Brexit: Where We Now Stand
- Yesterday the UK parliament voted down Theresa May’s revised Brexit deal.
- Today MPs will be asked whether or not to rule out a No Deal Brexit.
- If no deal is ruled out, as is likely to occur, MPs will be asked on Thursday whether to extend Article 50 – meaning the UK will not leave the EU on the previously established March 29 date.
After hours of debate yesterday, the House of Commons voted down Theresa May’s revised Brexit deal by a majority of 149. The deal, made up of provisions for the protection of EU citizens’ rights, a joint declaration on how Britain and the EU would have traded following Brexit, and a Northern Irish backstop mechanism, was crushed because of animosity from both sides of the Brexit argument.
Why was the deal defeated by Parliament?
The backstop meant Northern Ireland would remain in the European Single Market and Customs Union until a Free Trade Agreement with the EU was hammered out (which likely wouldn’t be finalised until the latter part of 2020). This was to prevent a hard border between it and the Republic of Ireland. Treating Northern Ireland differently from the rest of the UK was inadmissible to myriad MPs, and – despite repeated legal assurances from Theresa May and the European Union regarding the backstop’s impermanence – this is what effectively torpedoed the prime minister’s deal.
Who is arguing what?
Brexit has caused a constitutional crisis in the UK and upended its conventional party politics. 75 members of Mrs May’s Conservatives rebelled and voted against her deal. Given the vast array of views on how to proceed (or not) with Brexit, there is hardly a majority on anything. Instead, Parliament has fragmented into warring ideological cliques.

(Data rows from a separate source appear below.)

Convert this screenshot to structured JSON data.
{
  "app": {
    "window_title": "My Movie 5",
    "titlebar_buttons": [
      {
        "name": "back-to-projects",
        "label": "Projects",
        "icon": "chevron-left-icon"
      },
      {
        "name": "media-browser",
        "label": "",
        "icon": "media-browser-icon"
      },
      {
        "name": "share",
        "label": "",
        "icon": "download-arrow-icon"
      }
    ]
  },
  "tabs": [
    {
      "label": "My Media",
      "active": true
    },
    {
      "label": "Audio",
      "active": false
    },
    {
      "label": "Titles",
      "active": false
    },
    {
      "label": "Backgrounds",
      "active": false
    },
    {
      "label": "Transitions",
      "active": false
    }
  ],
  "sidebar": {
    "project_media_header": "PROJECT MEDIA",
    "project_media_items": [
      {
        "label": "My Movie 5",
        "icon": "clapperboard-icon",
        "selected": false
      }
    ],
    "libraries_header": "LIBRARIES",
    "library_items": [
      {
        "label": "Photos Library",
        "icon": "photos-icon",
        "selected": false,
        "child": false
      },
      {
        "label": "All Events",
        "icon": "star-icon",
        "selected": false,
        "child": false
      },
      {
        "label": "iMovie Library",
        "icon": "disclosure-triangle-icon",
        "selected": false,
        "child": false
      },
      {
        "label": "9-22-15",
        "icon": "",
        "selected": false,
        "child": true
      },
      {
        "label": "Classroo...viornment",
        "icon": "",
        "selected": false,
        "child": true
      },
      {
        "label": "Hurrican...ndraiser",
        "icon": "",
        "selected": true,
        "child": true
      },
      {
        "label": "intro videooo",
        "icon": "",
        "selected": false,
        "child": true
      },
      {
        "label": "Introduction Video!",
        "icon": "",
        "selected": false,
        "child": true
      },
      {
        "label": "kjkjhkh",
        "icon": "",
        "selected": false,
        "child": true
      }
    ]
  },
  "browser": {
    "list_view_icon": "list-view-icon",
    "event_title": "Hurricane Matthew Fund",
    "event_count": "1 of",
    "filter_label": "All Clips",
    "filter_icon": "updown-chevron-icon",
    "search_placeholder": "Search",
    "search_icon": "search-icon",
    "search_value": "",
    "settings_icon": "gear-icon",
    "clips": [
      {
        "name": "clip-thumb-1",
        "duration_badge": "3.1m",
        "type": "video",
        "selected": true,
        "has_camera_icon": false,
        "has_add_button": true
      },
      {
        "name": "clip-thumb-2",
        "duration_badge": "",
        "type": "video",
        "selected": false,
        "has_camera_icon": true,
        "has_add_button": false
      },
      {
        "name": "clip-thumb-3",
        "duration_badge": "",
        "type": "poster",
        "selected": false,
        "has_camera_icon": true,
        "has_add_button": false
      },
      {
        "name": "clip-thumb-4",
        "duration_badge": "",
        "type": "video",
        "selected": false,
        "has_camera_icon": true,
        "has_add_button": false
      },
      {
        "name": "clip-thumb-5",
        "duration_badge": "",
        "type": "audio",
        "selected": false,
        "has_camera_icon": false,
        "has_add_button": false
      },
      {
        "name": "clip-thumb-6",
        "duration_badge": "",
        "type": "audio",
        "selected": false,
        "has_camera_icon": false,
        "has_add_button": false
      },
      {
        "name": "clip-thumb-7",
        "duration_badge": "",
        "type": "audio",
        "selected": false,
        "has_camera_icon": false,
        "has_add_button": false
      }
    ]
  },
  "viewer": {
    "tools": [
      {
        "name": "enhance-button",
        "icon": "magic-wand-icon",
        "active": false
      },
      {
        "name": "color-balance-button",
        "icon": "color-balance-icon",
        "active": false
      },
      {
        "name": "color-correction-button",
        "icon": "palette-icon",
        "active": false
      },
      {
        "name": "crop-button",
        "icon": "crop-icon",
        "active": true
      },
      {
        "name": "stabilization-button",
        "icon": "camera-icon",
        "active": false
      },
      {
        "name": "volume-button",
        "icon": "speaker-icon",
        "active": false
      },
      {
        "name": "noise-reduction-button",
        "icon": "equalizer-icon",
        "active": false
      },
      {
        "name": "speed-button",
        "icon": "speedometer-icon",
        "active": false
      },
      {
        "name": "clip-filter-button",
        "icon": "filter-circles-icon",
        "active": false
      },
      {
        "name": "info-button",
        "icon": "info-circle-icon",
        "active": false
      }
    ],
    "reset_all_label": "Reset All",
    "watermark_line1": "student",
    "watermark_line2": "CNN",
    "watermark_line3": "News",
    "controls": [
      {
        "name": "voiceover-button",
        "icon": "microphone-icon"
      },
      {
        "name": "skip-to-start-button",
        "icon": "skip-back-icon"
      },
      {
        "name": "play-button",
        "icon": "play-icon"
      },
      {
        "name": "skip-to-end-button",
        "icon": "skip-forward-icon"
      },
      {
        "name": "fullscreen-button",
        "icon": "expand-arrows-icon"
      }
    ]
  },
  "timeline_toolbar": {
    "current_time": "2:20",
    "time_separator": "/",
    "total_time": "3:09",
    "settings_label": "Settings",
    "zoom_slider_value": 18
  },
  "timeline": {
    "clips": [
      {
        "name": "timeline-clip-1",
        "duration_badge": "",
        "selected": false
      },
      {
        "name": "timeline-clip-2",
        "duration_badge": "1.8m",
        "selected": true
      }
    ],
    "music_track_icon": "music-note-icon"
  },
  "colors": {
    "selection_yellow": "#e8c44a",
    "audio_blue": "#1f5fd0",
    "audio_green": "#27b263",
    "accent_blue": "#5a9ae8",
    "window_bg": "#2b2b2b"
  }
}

There is the Brexit-backing Jacob Rees-Mogg led European Research Group (ERG). These sixty or so Conservative MPs believe the economy-racking impact of a no deal Brexit to be more palatable than extending Article 50. Self-proclaimed hardline brexiteers, Rees-Mogg, Boris Johnson and others argue that no deal is the best path forward and that any delay to Brexit would result in a political calamity.
Opposing this faction is The Independence Group, made up mostly of Labour defectors, who staunchly advocate for a second referendum. They join the Liberal Democrats, the Scottish National Party (SNP) and a portion of the Labour party that urge Westminster leadership to pursue the organisation of a new referendum. This ballot may not be a simple in/out replica of the first – instead it could offer three choices: Leave with a deal, Leave with no deal, or Remain. Theresa May has repeatedly refuted this intensifying movement for a second referendum, declaring it to be a betrayal of the mandate enacted by the 2016 Brexit vote.
Today divided MPs will vote on whether or not to leave the European Union on March 29 with no deal. This would likely mean the introduction of a hard border between Northern Ireland and the Republic of Ireland, given that the UK will have exited the European free trade area. The Irish government has repudiated the notion of allowing a hard border of any sort.
If parliament rejects leaving the EU without a deal, as is widely anticipated, they will be asked to vote this Thursday on whether or not to delay their departure (by extending Article 50), currently scheduled for March 29. An extension of Article 50 is the most likely scenario, but what follows such an extension is difficult to predict. This is dependent too on how long of an extension Theresa May’s Conservatives opt to seek.
The EU would likely wish to limit the extension to about two months, so as not to require the UK to vote in the European elections in late May. Whether this would be a long enough period to stage a general election, a second referendum, or (perhaps least likely of all) to cobble together a deal that can command the support of a majority in parliament remains to be seen. As all are aware at this point, the only thing certain about Brexit is uncertainty.